Co-producing work with experts by occupation and experts by experience helped our research approaches be more appropriate and innovative in other ways too. For instance, our main recruitment strategies involved advertising through the networks of relevant third-sector organisations, via posts on social media platforms, and via online lived experience communities/networks. Our expert members guided us on the most appropriate third-sector organisations and online communities/networks to engage with and helped connect us with these groups. With their involvement, we ensured that we engaged groups that are often under-represented in research (e.g. ethnic minorities, traveller communities) and helped us achieve diversity in our sample with respect to ethnicity, age, sexuality, and type and extent of service use.

Through applying a co-production approach, we created a qualitative paper that generated richer and more impactful insights than could have been developed without the involvement of experts. A key component of this was having the experts by experience lead the qualitative interviews with service users and the qualitative analysis. Indeed, I believe we would not have produced such profound interview data if academic researchers had led the interviews.

Since its publication in January of this year, the paper has not only been well received by the academic community but has received important public attention by mental health charities (e.g. the Centre for Mental Health), mental health online forums (e.g. The Mental Elf) and policy makers alike. Some of our experts by experience and occupation also worked with us to deliver an online public event to share the findings of this work, and other work we have done in this area, which has helped to foster the public profile of our work (such as in this Mental Health Question Time event). I hope my reflections on the benefits of active expert involvement, and the application of co-production approaches, will inspire others to adopt a similar approach in their work.

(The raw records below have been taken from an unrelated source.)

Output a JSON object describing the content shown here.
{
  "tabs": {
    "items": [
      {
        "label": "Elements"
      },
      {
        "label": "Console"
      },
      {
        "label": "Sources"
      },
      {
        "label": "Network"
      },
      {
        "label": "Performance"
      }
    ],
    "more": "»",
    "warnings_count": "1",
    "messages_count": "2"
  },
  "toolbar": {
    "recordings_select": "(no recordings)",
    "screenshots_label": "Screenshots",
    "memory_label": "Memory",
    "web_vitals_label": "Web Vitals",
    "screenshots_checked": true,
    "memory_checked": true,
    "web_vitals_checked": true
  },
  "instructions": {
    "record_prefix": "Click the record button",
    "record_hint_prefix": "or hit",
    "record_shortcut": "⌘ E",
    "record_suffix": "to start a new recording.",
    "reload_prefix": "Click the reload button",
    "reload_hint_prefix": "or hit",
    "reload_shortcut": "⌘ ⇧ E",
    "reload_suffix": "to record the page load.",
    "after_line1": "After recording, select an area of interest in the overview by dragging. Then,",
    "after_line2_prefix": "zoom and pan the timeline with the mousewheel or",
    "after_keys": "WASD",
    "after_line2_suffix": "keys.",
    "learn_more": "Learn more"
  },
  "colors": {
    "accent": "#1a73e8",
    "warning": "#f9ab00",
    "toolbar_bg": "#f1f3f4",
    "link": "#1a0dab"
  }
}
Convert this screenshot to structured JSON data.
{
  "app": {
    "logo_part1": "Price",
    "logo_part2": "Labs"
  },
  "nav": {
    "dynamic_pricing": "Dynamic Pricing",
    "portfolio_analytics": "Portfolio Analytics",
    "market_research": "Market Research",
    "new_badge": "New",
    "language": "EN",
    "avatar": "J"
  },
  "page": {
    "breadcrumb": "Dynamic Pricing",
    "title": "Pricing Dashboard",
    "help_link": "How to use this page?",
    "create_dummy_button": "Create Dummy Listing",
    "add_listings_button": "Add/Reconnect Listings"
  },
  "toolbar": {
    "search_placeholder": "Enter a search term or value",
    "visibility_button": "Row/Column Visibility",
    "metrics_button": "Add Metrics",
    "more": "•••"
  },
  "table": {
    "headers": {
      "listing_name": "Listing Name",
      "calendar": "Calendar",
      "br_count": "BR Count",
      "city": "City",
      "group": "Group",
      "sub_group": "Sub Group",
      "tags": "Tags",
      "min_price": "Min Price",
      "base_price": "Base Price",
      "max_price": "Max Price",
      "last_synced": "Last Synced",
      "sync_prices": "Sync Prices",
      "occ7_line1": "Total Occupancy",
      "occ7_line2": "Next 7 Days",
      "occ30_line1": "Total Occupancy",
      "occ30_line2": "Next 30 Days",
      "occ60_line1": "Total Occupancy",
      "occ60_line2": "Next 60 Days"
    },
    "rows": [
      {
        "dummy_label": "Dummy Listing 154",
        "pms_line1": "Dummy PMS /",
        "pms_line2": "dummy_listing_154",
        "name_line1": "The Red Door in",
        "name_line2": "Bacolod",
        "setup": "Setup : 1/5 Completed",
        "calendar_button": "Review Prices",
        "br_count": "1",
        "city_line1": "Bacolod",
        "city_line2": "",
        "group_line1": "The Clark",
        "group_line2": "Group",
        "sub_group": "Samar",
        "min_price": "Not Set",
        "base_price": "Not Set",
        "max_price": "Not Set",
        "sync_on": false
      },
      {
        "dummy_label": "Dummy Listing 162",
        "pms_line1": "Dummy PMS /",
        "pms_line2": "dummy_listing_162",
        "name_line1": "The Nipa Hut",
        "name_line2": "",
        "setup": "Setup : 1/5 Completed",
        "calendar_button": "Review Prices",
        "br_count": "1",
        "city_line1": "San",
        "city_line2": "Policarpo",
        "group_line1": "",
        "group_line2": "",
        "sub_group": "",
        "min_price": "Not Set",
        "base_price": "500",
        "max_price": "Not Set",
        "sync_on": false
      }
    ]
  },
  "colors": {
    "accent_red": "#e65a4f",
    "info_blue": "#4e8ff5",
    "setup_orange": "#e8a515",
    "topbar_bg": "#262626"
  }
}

1. Domecq J.P., Prutsky G., Elraiyah T., Wang Z., Nabhan M., Shippee N. et al. Patient engagement in research: a systematic review. BMC Health Serv Res. 2014.

2. Ennis L. & Wykes T. Impact of patient involvement in mental health research: longitudinal study. Br J Psychiatry. 2013;203(5):381–6

3. Staley K, Kabir T, Szmukler G. Service users as collaborators in mental health research: less stick, more carrot. Psychol Med. 2013;43(6):1121–5

4. Wykes T. Great expectations for participatory research: what have we achieved in the last ten years? World Psychiatry. 2014;13(1):24–7 10.1002/wps.20086

5. Russell, J., Fudge, N. & Greenhalgh, T. The impact of public involvement in health research: what are we measuring? Why are we measuring it? Should we stop measuring it? Commentary: Research Involvement and Engagement. 2020.